Exercise data
□ □ □ □ □ □ □
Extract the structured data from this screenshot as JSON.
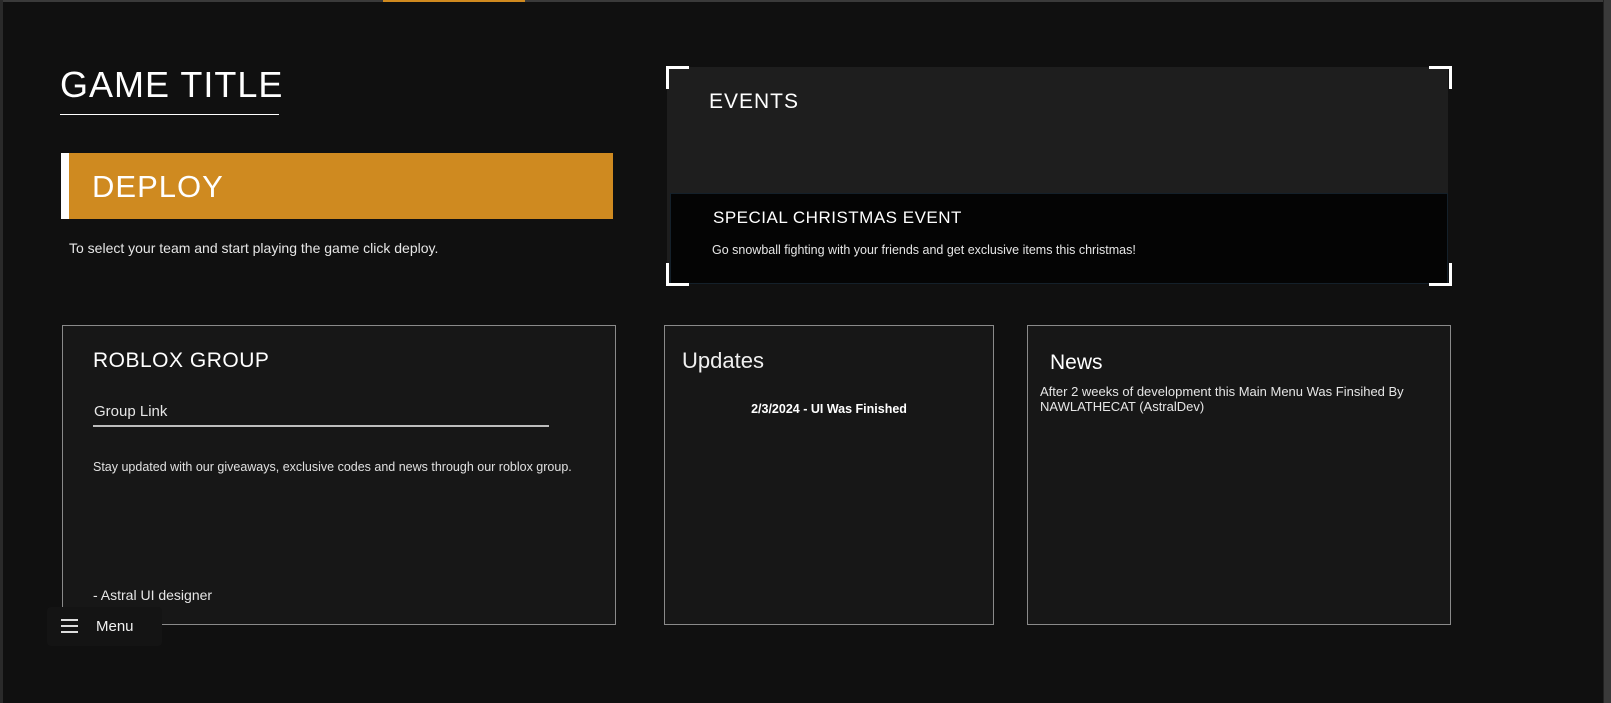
{
  "header": {
    "game_title": "GAME TITLE"
  },
  "deploy": {
    "label": "DEPLOY",
    "description": "To select your team and start playing the game click deploy."
  },
  "events": {
    "title": "EVENTS",
    "items": [
      {
        "name": "SPECIAL CHRISTMAS EVENT",
        "description": "Go snowball fighting with your friends and get exclusive items this christmas!"
      }
    ]
  },
  "roblox_group": {
    "title": "ROBLOX GROUP",
    "link_label": "Group Link",
    "description": "Stay updated with our giveaways, exclusive codes and news through our roblox group.",
    "signature": "- Astral UI designer"
  },
  "updates": {
    "title": "Updates",
    "items": [
      "2/3/2024 - UI Was Finished"
    ]
  },
  "news": {
    "title": "News",
    "body": "After 2 weeks of development this Main Menu Was Finsihed By NAWLATHECAT (AstralDev)"
  },
  "menu": {
    "label": "Menu",
    "icon": "hamburger-icon"
  },
  "colors": {
    "accent": "#cf8a20",
    "background": "#101010",
    "panel": "#171717"
  }
}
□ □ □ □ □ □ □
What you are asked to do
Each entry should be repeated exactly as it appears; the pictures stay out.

Solution to the problem
Extract the structured data from this screenshot as JSON.
{
  "header": {
    "game_title": "GAME TITLE"
  },
  "deploy": {
    "label": "DEPLOY",
    "description": "To select your team and start playing the game click deploy."
  },
  "events": {
    "title": "EVENTS",
    "items": [
      {
        "name": "SPECIAL CHRISTMAS EVENT",
        "description": "Go snowball fighting with your friends and get exclusive items this christmas!"
      }
    ]
  },
  "roblox_group": {
    "title": "ROBLOX GROUP",
    "link_label": "Group Link",
    "description": "Stay updated with our giveaways, exclusive codes and news through our roblox group.",
    "signature": "- Astral UI designer"
  },
  "updates": {
    "title": "Updates",
    "items": [
      "2/3/2024 - UI Was Finished"
    ]
  },
  "news": {
    "title": "News",
    "body": "After 2 weeks of development this Main Menu Was Finsihed By NAWLATHECAT (AstralDev)"
  },
  "menu": {
    "label": "Menu",
    "icon": "hamburger-icon"
  },
  "colors": {
    "accent": "#cf8a20",
    "background": "#101010",
    "panel": "#171717"
  }
}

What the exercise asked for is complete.